#### DATA RECORDS
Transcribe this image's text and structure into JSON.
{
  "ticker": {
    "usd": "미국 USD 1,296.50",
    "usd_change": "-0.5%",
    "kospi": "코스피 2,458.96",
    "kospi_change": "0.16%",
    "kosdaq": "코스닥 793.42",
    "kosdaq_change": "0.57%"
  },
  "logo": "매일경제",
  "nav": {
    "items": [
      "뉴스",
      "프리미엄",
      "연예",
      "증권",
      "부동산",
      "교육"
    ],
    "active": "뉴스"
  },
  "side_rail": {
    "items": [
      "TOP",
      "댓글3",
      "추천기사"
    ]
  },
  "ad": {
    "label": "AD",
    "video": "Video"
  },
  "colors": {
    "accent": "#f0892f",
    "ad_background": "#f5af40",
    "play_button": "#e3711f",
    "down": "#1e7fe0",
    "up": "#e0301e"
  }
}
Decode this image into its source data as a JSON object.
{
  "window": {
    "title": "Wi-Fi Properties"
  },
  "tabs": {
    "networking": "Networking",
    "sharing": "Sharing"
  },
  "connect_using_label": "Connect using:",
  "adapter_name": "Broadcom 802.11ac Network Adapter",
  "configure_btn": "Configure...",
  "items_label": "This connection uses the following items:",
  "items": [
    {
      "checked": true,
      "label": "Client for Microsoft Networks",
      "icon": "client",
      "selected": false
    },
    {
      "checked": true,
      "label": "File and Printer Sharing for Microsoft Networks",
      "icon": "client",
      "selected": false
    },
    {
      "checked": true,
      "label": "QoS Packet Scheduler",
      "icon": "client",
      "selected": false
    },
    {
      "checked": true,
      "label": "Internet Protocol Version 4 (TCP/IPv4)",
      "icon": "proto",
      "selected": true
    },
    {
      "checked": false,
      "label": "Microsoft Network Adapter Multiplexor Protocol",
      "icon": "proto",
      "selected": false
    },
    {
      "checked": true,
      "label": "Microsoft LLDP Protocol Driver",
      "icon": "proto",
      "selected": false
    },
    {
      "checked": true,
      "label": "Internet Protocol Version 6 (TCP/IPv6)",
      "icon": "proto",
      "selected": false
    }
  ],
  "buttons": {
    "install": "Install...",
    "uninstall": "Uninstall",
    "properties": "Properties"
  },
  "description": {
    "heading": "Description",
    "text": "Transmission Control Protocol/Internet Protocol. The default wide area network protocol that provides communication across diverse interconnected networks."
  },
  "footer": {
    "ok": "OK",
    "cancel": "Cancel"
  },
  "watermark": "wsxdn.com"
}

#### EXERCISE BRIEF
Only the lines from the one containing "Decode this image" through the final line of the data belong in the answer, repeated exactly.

#### ANSWER AREA
Decode this image into its source data as a JSON object.
{
  "window": {
    "title": "Wi-Fi Properties"
  },
  "tabs": {
    "networking": "Networking",
    "sharing": "Sharing"
  },
  "connect_using_label": "Connect using:",
  "adapter_name": "Broadcom 802.11ac Network Adapter",
  "configure_btn": "Configure...",
  "items_label": "This connection uses the following items:",
  "items": [
    {
      "checked": true,
      "label": "Client for Microsoft Networks",
      "icon": "client",
      "selected": false
    },
    {
      "checked": true,
      "label": "File and Printer Sharing for Microsoft Networks",
      "icon": "client",
      "selected": false
    },
    {
      "checked": true,
      "label": "QoS Packet Scheduler",
      "icon": "client",
      "selected": false
    },
    {
      "checked": true,
      "label": "Internet Protocol Version 4 (TCP/IPv4)",
      "icon": "proto",
      "selected": true
    },
    {
      "checked": false,
      "label": "Microsoft Network Adapter Multiplexor Protocol",
      "icon": "proto",
      "selected": false
    },
    {
      "checked": true,
      "label": "Microsoft LLDP Protocol Driver",
      "icon": "proto",
      "selected": false
    },
    {
      "checked": true,
      "label": "Internet Protocol Version 6 (TCP/IPv6)",
      "icon": "proto",
      "selected": false
    }
  ],
  "buttons": {
    "install": "Install...",
    "uninstall": "Uninstall",
    "properties": "Properties"
  },
  "description": {
    "heading": "Description",
    "text": "Transmission Control Protocol/Internet Protocol. The default wide area network protocol that provides communication across diverse interconnected networks."
  },
  "footer": {
    "ok": "OK",
    "cancel": "Cancel"
  },
  "watermark": "wsxdn.com"
}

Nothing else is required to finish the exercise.